by Justin Dike
Language: Objective C, some Objective C++
Content Size: ~20 MB (~430 MB including videos)
Contents: Game source code, cocos2D libraries, game resources, video tutorials
Links: slingshot game starter kit
- Awesome graphics
- Engaging sound effects and ambience
- Just like Angry Birds
- Hours worth of video tutorials
- A few simulator bugs and project warnings
- Some hard-coding and coupling
Justin Dike really knows how to put together awesome artwork and create a truly fun experience. If you’re an artist, you’ll probably be attracted to this kit more than the others and its easy to see why. The art and sound are awesome.
This game plays almost exactly like Angry Birds. The ninjas even have their own sound effects and stances. It’s pretty fun! The only downside is that there are few noticeable bugs when you run it in the simulator. The scrolling doesn’t follow the launched ninja, it just goes to the enemy tower. Sometimes when you launch a ninja and it completely misses, it still knocks down the tower. The physics seem a little jittery too. Those things being said, its still an awesome game kit and when you run it on the device, the glitches magically go away.
There’s a few hours worth of tutorial videos included and you can learn a ton from them, especially if you’re one of those people that learns best from a combined audio/visual format. The videos cover just about every line of code in the game and explain in detail what’s going on and how you can change the game to your liking. The only downside is that in order to understand everything fully, you cannot really skip around through the video. You basically have to watch the whole video first to get a feel for it, then later you can go back and watch certain parts to refresh your memory.
If you’re looking to make a slingshot game, then this kit has got you covered!
Batak Duel Source Code Package
by Dan Nelson
Language: Objective C, some Objective C++
Content Size: ~40 MB
Contents: Game source code, Cocos2D libraries, OpenFeint libraries, game resources
Links: Batak duel source code package
- Very well-commented
- Good for beginners
- Shows you how to use OpenFeint

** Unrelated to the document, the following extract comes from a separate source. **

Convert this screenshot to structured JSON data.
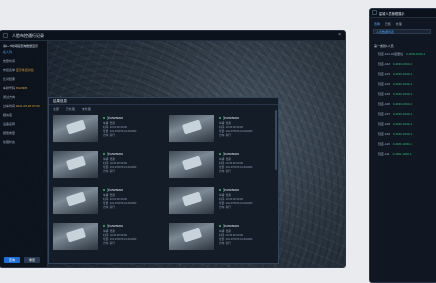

- Long compile time
- Not a universal app
- Lots of global variables
UPDATE 4/28/2012: We got a hold of Dan Nelson’s Batak Duel source code package and thought it would be a good idea to add a little review to this roundup.
This game makes good use of transitions, sound effects, music and a scrolling text-based story to generate a good-ol’ ominous feeling. You can choose between several different characters to play as, then enter a tournament mode where you basically try to tap on certain white spots faster than the AI can. It’s your classic Whack-a-Mole style game.
One of the best things about this source code is just how well it is commented. Included in just about every source code file, there are tons of comments on the build process, links to helpful articles and other tips and tricks.
One of the gotchas in this kit is the code signing. To get the game to run on your device, you’ll need to go into the Code Signing section of your Target’s Build Settings and change all the references to “iPhone Developer: Daniel Nelson” to the “Automatic Profile Selector: iPhone Developer” setting. After changing that you can compile and deploy to your device no problem.
Want to make a Whack-a-Mole game? Batak Duel is a great place to start.
iPhone Game Kit
Well, it wouldn’t be fair if we reviewed our own iPhone game source code in this blog post. However, the reader should note that we have two game starter kits available: one that teaches you all the basics of making iPhone games with an included tutorial (the Monster Checkers game source code package) and one that is a bit more advanced, which teaches you how to make an RPG (the Quexlor RPG Engine).
Here’s a few things that other people have said about our kits:
“Quite a bit better than any other introductory level documentation we’ve seen anywhere… our wholehearted recommendation… unquestionably the best way to start out programming iOS games!”
“I have purchased several ‘packages’ like this and this one is clearly THE best one I have used. Honestly, it’s worth more than what you are charging for. The tilemap template is great, what a time-saver! The real benefit is that I’m finally starting to ‘get it’ with respect to Cocos2D.”
That’s all for this post. Enjoy making games!!